Each line in syslogd.conf contains two fields separated by one or more tab characters. The first field, on the left hand side, contains the facility and the level. For example, news.crit means “facility: news, level: critical.” A star symbol (*) means “any.” The second field is the file where the log information will be stored.
To log all cron messages (any level) to /var/log/cron:
Look at syslogd’s man page (man syslogd and man syslog.conf) for more detailed information on how to configure syslogd.
The syslogd daemon can be configured so that it doesn’t store the received log messages in a local file, but sends them to another syslogd daemon running on another host (obviously) listening to the 514 UDP port. Adding a line in the syslog.conf file can do this:
To test syslogd:
logger -p local0.crit "Hello readers..."
ErrorLog syslog:local0 CustomLog "|/usr/bin/logger -p local1.info" common
Of course, if you want a remote host to actually store the messages, you have to change the file syslogd.conf to:
local0.* @remote_log_server.yout_net.com local1.info @remote_log_server
The server @remote_log_server should preferably be on your own network, and should be configured to store messages from facility local7 on a local file. Remember that the syslogd daemon on the server remote_log_server must be started with the -r option.
There is no syslog option for the access_log directive. The reason behind this is that sending access log information to the syslog daemon isn’t something that many users would do, because syslogd is quite slow. If you get 10 requests a second, you might miss something important.
If your system doesn’t have a logger program, you should be able to find its equivalent quite easily.
It is best to log all the access log messages with an info log level, so they are all of equal importance (unlike the log entries in Apache’s error log).
There are several disadvantages to remote logging using syslog:
- It is unreliable. A log line could simply get lost on the way to the log server. There is no acknowledgment of any sort by the remote logging server regarding the information being written. An attacker could cause a denial of service on the remote logger by flooding it, or feeding it bad data
- Centralizing logging to one server means that the log server represents a single point of failure.
- It is simple to create fake log entries. syslog’s protocol is based on UDP, and it is extremely simple to send a forged or spoofed UDP packet, because UDP is connectionless. You need to firewall the network carefully, and even then, a cracker might be able to create misleading log entries.
- It’s based on clear text. This means that the information can be forged on its way to the log server, because there is no reliable mechanism for checking that the packet that arrived is the same as the packet that was sent.
Here are alternatives that help to solve some of the shortcomings:
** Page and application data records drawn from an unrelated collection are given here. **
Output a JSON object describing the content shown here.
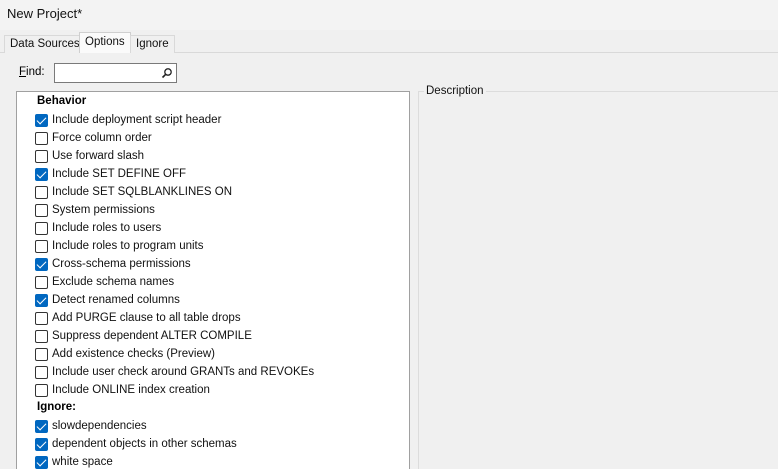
{
  "window": {
    "title": "New Project*"
  },
  "tabs": [
    {
      "label": "Data Sources",
      "active": false
    },
    {
      "label": "Options",
      "active": true
    },
    {
      "label": "Ignore",
      "active": false
    }
  ],
  "find": {
    "label_accel": "F",
    "label_rest": "ind:",
    "value": ""
  },
  "description": {
    "label": "Description"
  },
  "groups": [
    {
      "header": "Behavior",
      "options": [
        {
          "label": "Include deployment script header",
          "checked": true
        },
        {
          "label": "Force column order",
          "checked": false
        },
        {
          "label": "Use forward slash",
          "checked": false
        },
        {
          "label": "Include SET DEFINE OFF",
          "checked": true
        },
        {
          "label": "Include SET SQLBLANKLINES ON",
          "checked": false
        },
        {
          "label": "System permissions",
          "checked": false
        },
        {
          "label": "Include roles to users",
          "checked": false
        },
        {
          "label": "Include roles to program units",
          "checked": false
        },
        {
          "label": "Cross-schema permissions",
          "checked": true
        },
        {
          "label": "Exclude schema names",
          "checked": false
        },
        {
          "label": "Detect renamed columns",
          "checked": true
        },
        {
          "label": "Add PURGE clause to all table drops",
          "checked": false
        },
        {
          "label": "Suppress dependent ALTER COMPILE",
          "checked": false
        },
        {
          "label": "Add existence checks (Preview)",
          "checked": false
        },
        {
          "label": "Include user check around GRANTs and REVOKEs",
          "checked": false
        },
        {
          "label": "Include ONLINE index creation",
          "checked": false
        }
      ]
    },
    {
      "header": "Ignore:",
      "options": [
        {
          "label": "slowdependencies",
          "checked": true
        },
        {
          "label": "dependent objects in other schemas",
          "checked": true
        },
        {
          "label": "white space",
          "checked": true
        }
      ]
    }
  ]
}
syslog-ng (http://www.balabit.hu/en/downloads/syslog-ng/) This is a replacement for the standard syslog daemon. syslog-ng (the ng means next generation) can be configured to support digital signatures and encryption, to make sure that log messages weren’t modified. It can also filter log messages according to their content, and log messages using TCP rather than UDP (TCP is a connection-oriented protocol and is much harder to spoof ). Additionally, it can run in a jailed environment (see Chapter 6 for detailed information on how to run Apache in a “jail” using chroot()).
nsyslogd (http://coombs.anu.edu.au/~avalon/nsyslog.html) This is another replacement of the syslog daemon, with some interesting features, including the use of TCP instead of UDP, and the ability to encrypt connections to prevent data tampering using OpenSSL. Unfortunately, while it is a feasible solution for several Unix systems, it doesn’t work well on Linux at the time of this writing.
socklog (http://smarden.org/socklog/) This is yet another replacement of the syslog daemon. The main strength of socklog is that it’s based on daemontools (http://cr.yp.to/daemontools.html). daemontools’ architecture makes it possible to have encryption, authentication, compression, and log rotation quite easily. It’s definitely worth looking into.
The e-mail available at http://cert.uni-stuttgart.de/archive/honeypots/2002/07/msg00100.html includes tips on how to hide a remote log server.
Remote Logging without syslogd:
CustomLog "|/usr/bin/custom_logging_program" common ErrorLog "|/usr/bin/custom_logging_program"
The program custom_logging_program could be a program that reads the log messages from its standard input, and sends them to a remote server via a TCP connection. The remote log server would be a program written specifically to talk to custom_logging_program. This way, all the problems connected with syslogd could be solved, and you would be absolutely sure that the system works the way you want it to work. There is only one problem: designing a functional client/server application like this can be very complicated. At the beginning of this chapter, I mentioned that logging programs should be kept as simple as possible. A program like this would be anything but simple; it would need to use cryptography, and would need to communicate with the server following all the rules set by the (newly designed) protocol. Writing the logging server program would be even harder.
To cause message to be forwarded to another host, replace the normal line in syslog.conf with the name of the host to which the message is to be sent, prepended with @:
*.* @hostname kern.* @hostname